▶ **ASSIGNMENT**
Count the lines below with the string "nRows" in them. Only the number should be given.

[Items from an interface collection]

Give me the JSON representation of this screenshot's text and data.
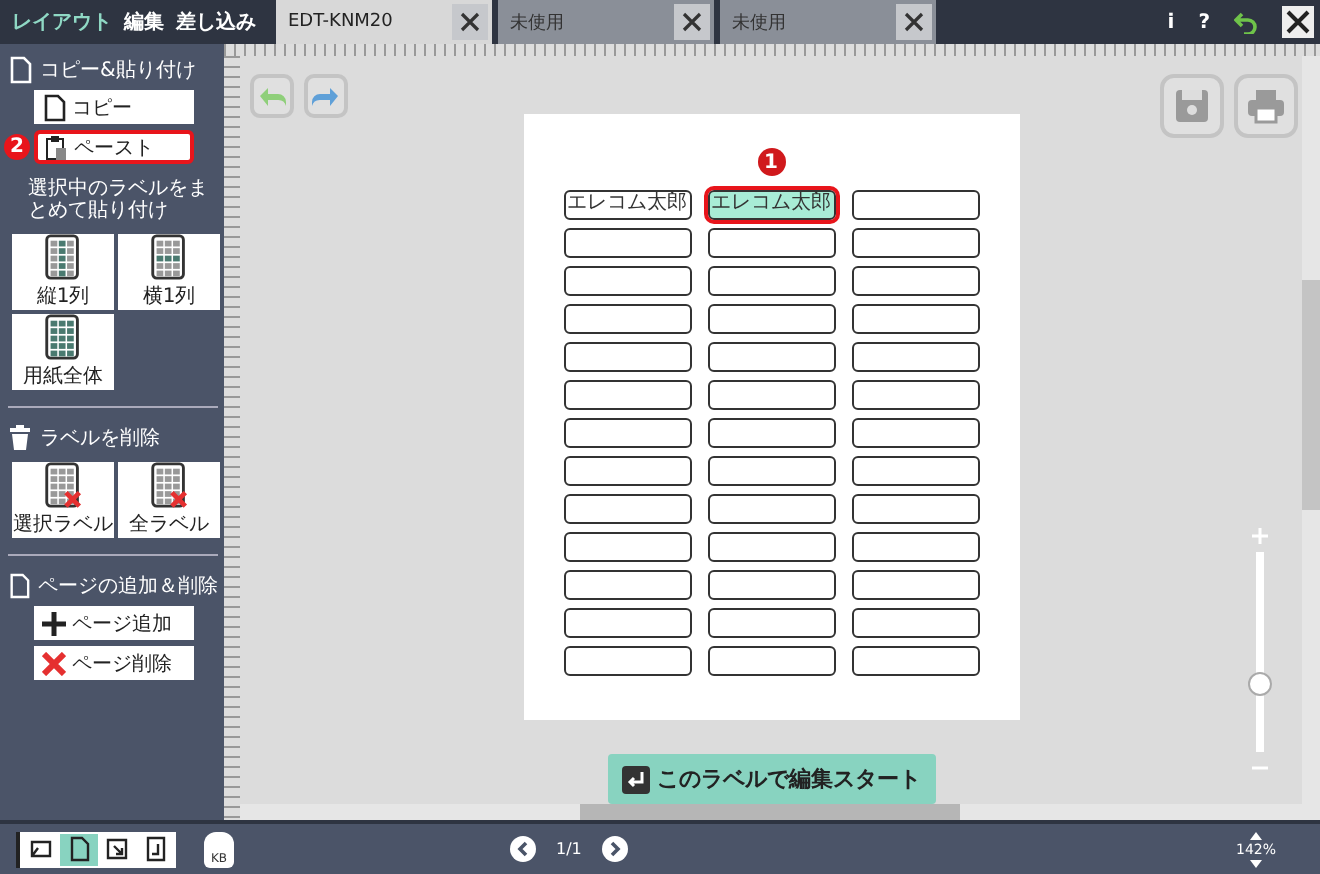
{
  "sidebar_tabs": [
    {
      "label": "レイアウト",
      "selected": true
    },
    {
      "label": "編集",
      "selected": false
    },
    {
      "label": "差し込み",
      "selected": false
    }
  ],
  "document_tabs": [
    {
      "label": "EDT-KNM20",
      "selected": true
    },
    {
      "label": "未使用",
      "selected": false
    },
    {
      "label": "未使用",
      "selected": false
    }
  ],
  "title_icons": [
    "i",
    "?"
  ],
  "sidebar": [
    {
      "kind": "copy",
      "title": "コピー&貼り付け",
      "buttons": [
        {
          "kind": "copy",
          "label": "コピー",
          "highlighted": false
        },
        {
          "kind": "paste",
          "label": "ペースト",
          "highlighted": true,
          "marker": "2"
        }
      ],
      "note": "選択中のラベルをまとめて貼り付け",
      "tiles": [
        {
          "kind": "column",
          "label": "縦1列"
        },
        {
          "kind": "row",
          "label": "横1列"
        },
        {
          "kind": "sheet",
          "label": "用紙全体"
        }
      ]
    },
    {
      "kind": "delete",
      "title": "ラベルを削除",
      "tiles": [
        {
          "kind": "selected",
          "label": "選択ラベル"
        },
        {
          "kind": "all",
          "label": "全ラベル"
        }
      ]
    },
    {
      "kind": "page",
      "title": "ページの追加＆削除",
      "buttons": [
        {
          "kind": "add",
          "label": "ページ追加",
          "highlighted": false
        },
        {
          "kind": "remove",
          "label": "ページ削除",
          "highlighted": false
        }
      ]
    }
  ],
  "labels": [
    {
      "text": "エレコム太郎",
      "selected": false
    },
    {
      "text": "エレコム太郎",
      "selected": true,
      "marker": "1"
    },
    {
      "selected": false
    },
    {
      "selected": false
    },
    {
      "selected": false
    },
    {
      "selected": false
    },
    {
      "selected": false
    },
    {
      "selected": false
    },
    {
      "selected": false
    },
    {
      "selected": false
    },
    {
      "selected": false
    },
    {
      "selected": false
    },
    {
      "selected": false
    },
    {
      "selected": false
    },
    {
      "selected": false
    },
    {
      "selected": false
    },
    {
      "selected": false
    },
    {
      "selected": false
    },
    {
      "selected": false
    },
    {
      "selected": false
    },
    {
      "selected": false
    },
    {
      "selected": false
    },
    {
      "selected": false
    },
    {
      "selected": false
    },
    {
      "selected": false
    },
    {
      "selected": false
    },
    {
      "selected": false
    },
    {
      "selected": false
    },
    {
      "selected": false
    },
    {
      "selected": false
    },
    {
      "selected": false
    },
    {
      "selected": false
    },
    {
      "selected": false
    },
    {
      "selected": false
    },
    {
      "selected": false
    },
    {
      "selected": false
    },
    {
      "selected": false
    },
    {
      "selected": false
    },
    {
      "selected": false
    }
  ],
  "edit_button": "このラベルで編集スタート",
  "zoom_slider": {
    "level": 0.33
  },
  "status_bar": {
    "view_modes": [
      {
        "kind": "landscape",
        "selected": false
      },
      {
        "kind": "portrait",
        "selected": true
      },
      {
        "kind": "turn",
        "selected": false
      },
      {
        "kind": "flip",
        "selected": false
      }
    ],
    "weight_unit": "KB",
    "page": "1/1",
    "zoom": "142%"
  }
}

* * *

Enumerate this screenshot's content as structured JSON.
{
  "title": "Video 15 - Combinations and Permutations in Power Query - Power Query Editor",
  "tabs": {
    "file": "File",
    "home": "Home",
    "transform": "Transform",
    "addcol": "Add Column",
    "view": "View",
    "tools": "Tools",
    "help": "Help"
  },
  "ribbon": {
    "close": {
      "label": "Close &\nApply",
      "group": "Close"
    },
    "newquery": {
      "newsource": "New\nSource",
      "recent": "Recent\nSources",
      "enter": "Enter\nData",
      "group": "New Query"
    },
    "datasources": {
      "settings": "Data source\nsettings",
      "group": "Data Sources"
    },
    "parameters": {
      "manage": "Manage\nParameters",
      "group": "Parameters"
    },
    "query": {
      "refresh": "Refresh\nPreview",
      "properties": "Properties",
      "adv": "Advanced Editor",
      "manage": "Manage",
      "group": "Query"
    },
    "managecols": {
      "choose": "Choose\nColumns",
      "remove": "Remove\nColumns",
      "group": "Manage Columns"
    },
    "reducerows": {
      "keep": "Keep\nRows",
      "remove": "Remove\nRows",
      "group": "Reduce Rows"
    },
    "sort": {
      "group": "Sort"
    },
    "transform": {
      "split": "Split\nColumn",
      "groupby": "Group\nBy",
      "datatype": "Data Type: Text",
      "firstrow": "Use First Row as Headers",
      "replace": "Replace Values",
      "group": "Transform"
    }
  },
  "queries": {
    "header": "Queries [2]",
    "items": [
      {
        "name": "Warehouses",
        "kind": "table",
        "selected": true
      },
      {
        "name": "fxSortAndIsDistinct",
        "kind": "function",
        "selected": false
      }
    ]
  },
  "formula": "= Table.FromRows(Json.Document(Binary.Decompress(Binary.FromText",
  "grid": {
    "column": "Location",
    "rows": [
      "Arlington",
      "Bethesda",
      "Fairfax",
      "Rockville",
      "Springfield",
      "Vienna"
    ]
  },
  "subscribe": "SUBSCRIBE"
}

▶ **SOLUTION**
2